You can download The Loch: A Scottish Fishing RPG from this Dropbox link:

Run the .exe file to extract the files, then run "Game.exe" to play!


  1. I've been looking around for information on this game, but seeing as that is apparently in very short supply, maybe this is the most direct means of asking.

    I can figure out what things like ATK, DEF, LUK, and AGI are.. but what the heck is AAT and ADF. Since the game never came with a readme explaining some of the systems outright, I've been a bit perplexed as to this function. You also have books that raise those two stats, but there relevance and usage does not immediately become obvious.

    I'm sorry if this sounds like a stupid question, but yeah. Otherwise, I think it's a pretty neat game and I'm enjoying it.

    1. It's not stupid at all - I've definitely left it unclear in the game! AAT stands for "Aggression Attack" and ADF for "Aggression Defence" - characters with higher AAT will do more damage when they use "Aggression" (GRR) skills like "Gonnae no dae that?" and "Lose the Rag". ADF isn't really used in the game, however, because none of the fish in the game use Aggression-based skills.

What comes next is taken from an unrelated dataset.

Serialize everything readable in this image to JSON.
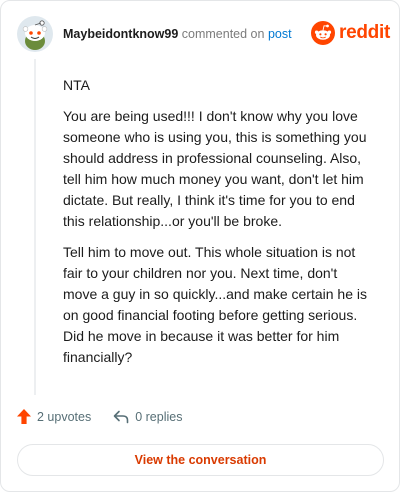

      I'm glad you're enjoying the game though, I'm delighted to hear it!